Success is being able to meet both your reality and your desires with contentment. I am very much still in the pursuit of my success and striving to make moves with this conscious thinking upfront.
You are also a lead judge at the Afrobloggers Awards, how did that opportunity come about, how long have you been a judge, and what does your role entail?
My relationship with Afrobloggers is just over two years old. As the saying goes, ‘shoot your shot’, I did just that and applied for an editor post with them. The conversation led to a proposal for me to join the judging team for the first instalment of the awards. The overall judging process runs over a few months and entails consuming a variety of blogs, vlogs and podcasts from across the continent and judging the work, according to your expertise and prescribed guidelines. Being exposed to different creators while learning about new places and activities remains one of the most refreshing experiences I have had.

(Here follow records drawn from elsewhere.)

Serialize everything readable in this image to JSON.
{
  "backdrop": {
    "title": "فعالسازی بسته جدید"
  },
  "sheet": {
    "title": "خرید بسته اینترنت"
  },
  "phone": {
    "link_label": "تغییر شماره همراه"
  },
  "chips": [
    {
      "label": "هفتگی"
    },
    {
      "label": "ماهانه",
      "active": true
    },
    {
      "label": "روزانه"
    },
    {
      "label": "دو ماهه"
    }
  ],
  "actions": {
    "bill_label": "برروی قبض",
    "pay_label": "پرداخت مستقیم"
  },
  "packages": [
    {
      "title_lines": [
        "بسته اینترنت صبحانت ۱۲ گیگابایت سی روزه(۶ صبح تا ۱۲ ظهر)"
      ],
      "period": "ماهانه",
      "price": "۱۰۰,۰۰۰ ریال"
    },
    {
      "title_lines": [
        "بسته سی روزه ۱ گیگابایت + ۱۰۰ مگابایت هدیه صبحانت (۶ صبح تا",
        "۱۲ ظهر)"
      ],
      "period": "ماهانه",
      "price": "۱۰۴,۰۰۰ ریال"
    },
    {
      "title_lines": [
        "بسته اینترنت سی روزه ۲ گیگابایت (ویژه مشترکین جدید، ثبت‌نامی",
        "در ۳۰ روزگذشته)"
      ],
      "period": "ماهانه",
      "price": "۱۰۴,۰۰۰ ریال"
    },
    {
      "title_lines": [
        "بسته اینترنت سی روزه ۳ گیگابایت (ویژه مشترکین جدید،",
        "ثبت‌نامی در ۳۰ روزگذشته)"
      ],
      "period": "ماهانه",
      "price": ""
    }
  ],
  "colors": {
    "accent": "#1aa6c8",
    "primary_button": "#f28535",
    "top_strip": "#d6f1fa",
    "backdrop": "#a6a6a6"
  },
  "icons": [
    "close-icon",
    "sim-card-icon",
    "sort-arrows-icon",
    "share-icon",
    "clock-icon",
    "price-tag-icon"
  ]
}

Do you have a mentor who guides you in your career? Why/why not, and what is your opinion on mentorship for a person’s career or business success?

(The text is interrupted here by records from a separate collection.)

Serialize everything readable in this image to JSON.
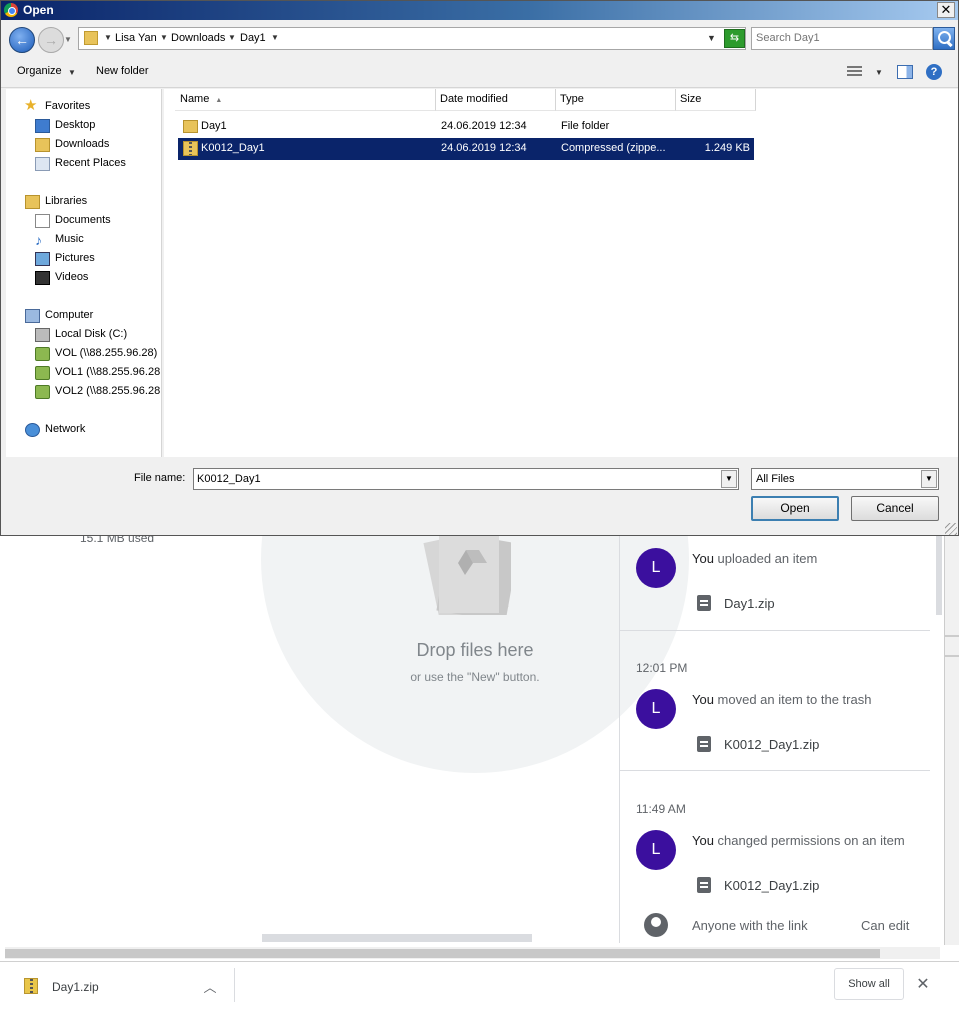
{
  "dialog": {
    "title": "Open",
    "breadcrumb": [
      "Lisa Yan",
      "Downloads",
      "Day1"
    ],
    "search_placeholder": "Search Day1",
    "toolbar": {
      "organize": "Organize",
      "new_folder": "New folder"
    },
    "nav": {
      "favorites": {
        "label": "Favorites",
        "items": [
          "Desktop",
          "Downloads",
          "Recent Places"
        ]
      },
      "libraries": {
        "label": "Libraries",
        "items": [
          "Documents",
          "Music",
          "Pictures",
          "Videos"
        ]
      },
      "computer": {
        "label": "Computer",
        "items": [
          "Local Disk (C:)",
          "VOL (\\\\88.255.96.28)",
          "VOL1 (\\\\88.255.96.28",
          "VOL2 (\\\\88.255.96.28"
        ]
      },
      "network": {
        "label": "Network"
      }
    },
    "columns": [
      "Name",
      "Date modified",
      "Type",
      "Size"
    ],
    "files": [
      {
        "name": "Day1",
        "date": "24.06.2019 12:34",
        "type": "File folder",
        "size": ""
      },
      {
        "name": "K0012_Day1",
        "date": "24.06.2019 12:34",
        "type": "Compressed (zippe...",
        "size": "1.249 KB"
      }
    ],
    "filename_label": "File name:",
    "filename_value": "K0012_Day1",
    "filetype": "All Files",
    "open_label": "Open",
    "cancel_label": "Cancel"
  },
  "drive": {
    "storage_text": "15.1 MB used",
    "drop_title": "Drop files here",
    "drop_sub": "or use the \"New\" button.",
    "activity": [
      {
        "avatar": "L",
        "actor": "You",
        "action": " uploaded an item",
        "file": "Day1.zip"
      },
      {
        "time": "12:01 PM",
        "avatar": "L",
        "actor": "You",
        "action": " moved an item to the trash",
        "file": "K0012_Day1.zip"
      },
      {
        "time": "11:49 AM",
        "avatar": "L",
        "actor": "You",
        "action": " changed permissions on an item",
        "file": "K0012_Day1.zip"
      }
    ],
    "share_text": "Anyone with the link",
    "share_perm": "Can edit"
  },
  "downloads": {
    "file": "Day1.zip",
    "show_all": "Show all"
  }
}
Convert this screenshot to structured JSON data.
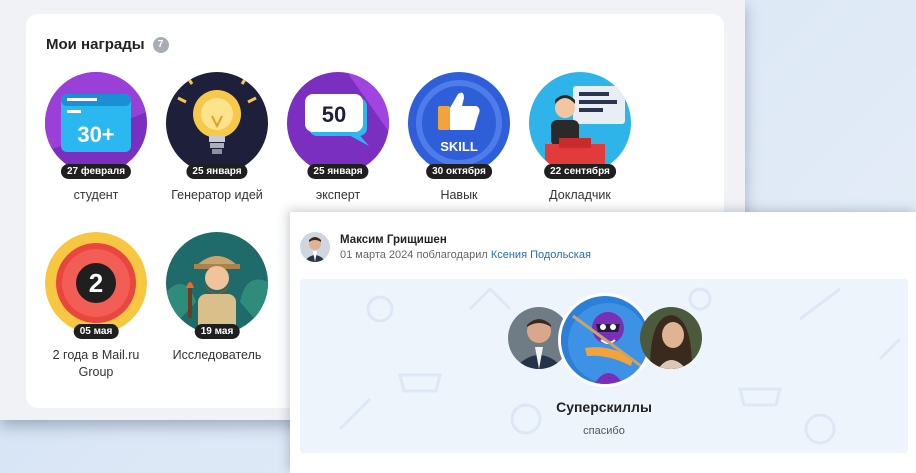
{
  "awards": {
    "title": "Мои награды",
    "count": "7",
    "items": [
      {
        "date": "27 февраля",
        "name": "студент",
        "badge_text": "30+"
      },
      {
        "date": "25 января",
        "name": "Генератор идей"
      },
      {
        "date": "25 января",
        "name": "эксперт",
        "badge_text": "50"
      },
      {
        "date": "30 октября",
        "name": "Навык",
        "badge_text": "SKILL"
      },
      {
        "date": "22 сентября",
        "name": "Докладчик"
      },
      {
        "date": "05 мая",
        "name": "2 года в Mail.ru Group",
        "badge_text": "2"
      },
      {
        "date": "19 мая",
        "name": "Исследователь"
      }
    ]
  },
  "thanks": {
    "author": "Максим Грищишен",
    "date": "01 марта 2024",
    "action": "поблагодарил",
    "recipient": "Ксения Подольская",
    "skill_title": "Суперскиллы",
    "skill_sub": "спасибо"
  }
}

Mentorship is welcome for all aspects of life. Navigating your career with the guidance of someone who has experience and expertise can set you apart and give you exposure to avenues you may have not been aware of. Even when the road gets rocky, a mentor’s support and reassurance can be the fuel you need. I too have key individuals that I balance myself and move against within the broadcasting realm, collectively serving me the role of mentorship.

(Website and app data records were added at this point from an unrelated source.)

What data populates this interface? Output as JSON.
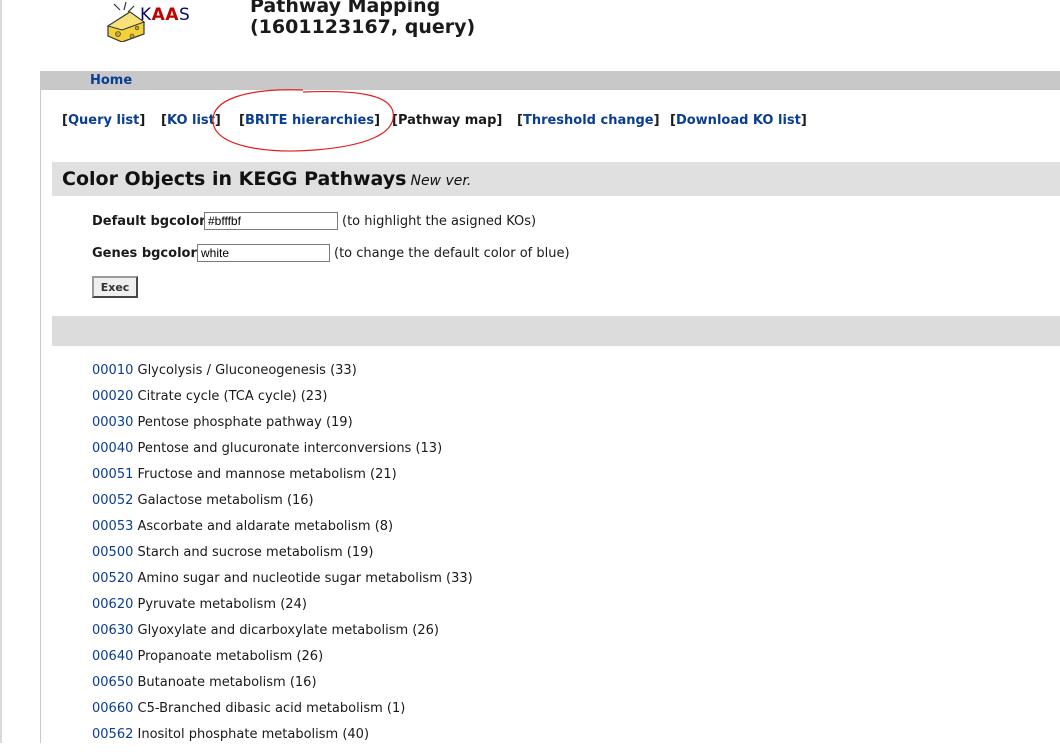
{
  "logo": {
    "k": "K",
    "aa": "AA",
    "s": "S"
  },
  "title": {
    "line1": "Pathway Mapping",
    "line2": "(1601123167, query)"
  },
  "home": {
    "label": "Home"
  },
  "nav": {
    "items": [
      {
        "label": "Query list"
      },
      {
        "label": "KO list"
      },
      {
        "label": "BRITE hierarchies"
      },
      {
        "label": "Pathway map"
      },
      {
        "label": "Threshold change"
      },
      {
        "label": "Download KO list"
      }
    ],
    "annotation_color": "#e02020"
  },
  "section": {
    "title": "Color Objects in KEGG Pathways",
    "badge": "New ver."
  },
  "form": {
    "default_bgcolor": {
      "label": "Default bgcolor:",
      "value": "#bfffbf",
      "hint": "(to highlight the asigned KOs)"
    },
    "genes_bgcolor": {
      "label": "Genes bgcolor:",
      "value": "white",
      "hint": "(to change the default color of blue)"
    },
    "exec_label": "Exec"
  },
  "pathways": [
    {
      "code": "00010",
      "name": "Glycolysis / Gluconeogenesis (33)"
    },
    {
      "code": "00020",
      "name": "Citrate cycle (TCA cycle) (23)"
    },
    {
      "code": "00030",
      "name": "Pentose phosphate pathway (19)"
    },
    {
      "code": "00040",
      "name": "Pentose and glucuronate interconversions (13)"
    },
    {
      "code": "00051",
      "name": "Fructose and mannose metabolism (21)"
    },
    {
      "code": "00052",
      "name": "Galactose metabolism (16)"
    },
    {
      "code": "00053",
      "name": "Ascorbate and aldarate metabolism (8)"
    },
    {
      "code": "00500",
      "name": "Starch and sucrose metabolism (19)"
    },
    {
      "code": "00520",
      "name": "Amino sugar and nucleotide sugar metabolism (33)"
    },
    {
      "code": "00620",
      "name": "Pyruvate metabolism (24)"
    },
    {
      "code": "00630",
      "name": "Glyoxylate and dicarboxylate metabolism (26)"
    },
    {
      "code": "00640",
      "name": "Propanoate metabolism (26)"
    },
    {
      "code": "00650",
      "name": "Butanoate metabolism (16)"
    },
    {
      "code": "00660",
      "name": "C5-Branched dibasic acid metabolism (1)"
    },
    {
      "code": "00562",
      "name": "Inositol phosphate metabolism (40)"
    }
  ]
}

Apart from your job, what keeps you busy and fulfilled?
When not on the job, my time is spent on reading, writing, practising yoga, hiking, playing action netball, listening to podcasts, cooking, spending time with my nieces, family and friends. I am also subscribed to various communities that speak to my interests as a creator, supporter of women and the girl child and wellness.
If you could host three women, locally or internationally, for lunch who would they be and why?
Thuso Mbedu – If there is peer pressure I subscribe to, it’s from Thuso! It’s a marvel to watch her smash her goals and reach her dreams. I’m inspired by her ability to actualise her life as she sees fit while remaining true and self-composed. Also, she has a contagious energy and a free-spirited personality, which I am absolutely drawn to.
READ MORE: My Journey To Success with: Thuso Mbedu
Tracee Ellis Ross – Who would not want to experience her first-hand?! Besides, fashion and style, it’s the way she navigates her life with a sense of purpose and intent. She is a phenomenal artist, a leader who is living the narrative and advocating for black women to show up for themselves in industries like media, which remain male-dominated in leadership and remuneration – a focus I too am very particular about.
Carol Bouwer – Apart from her being a media mogul, I am inspired by her ability to wear and balance the various roles she holds while maintaining her independence and personal brand influence. A mother, wife, successful businesswoman, children and women’s rights activist, she is present and powerful in all these spaces. If she can do it, we can too.
The current unemployment statistics, especially for the youth, in South Africa are quite discouraging, how would you advise job seekers to stand out to find employment?
Even though job hunting can be extremely frustrating and draining, remember that job recruiters are looking for someone who can do the job but also add a little something more. You have something unique to offer and don’t be afraid to bring yourself to the occasion when put to task. Do your research and give the employer insight on some of your personal interests with a matching of how they can serve to benefit the business. Any opportunity is an opportunity to get yourself to where or what you want to be.
Lastly, what are your success tips for young people?
Success is not a single thing, it’s a million little things. Allow yourself the space to set and celebrate the small wins – these are the puzzle pieces to the overall picture of your success.
Visit: KAYA 959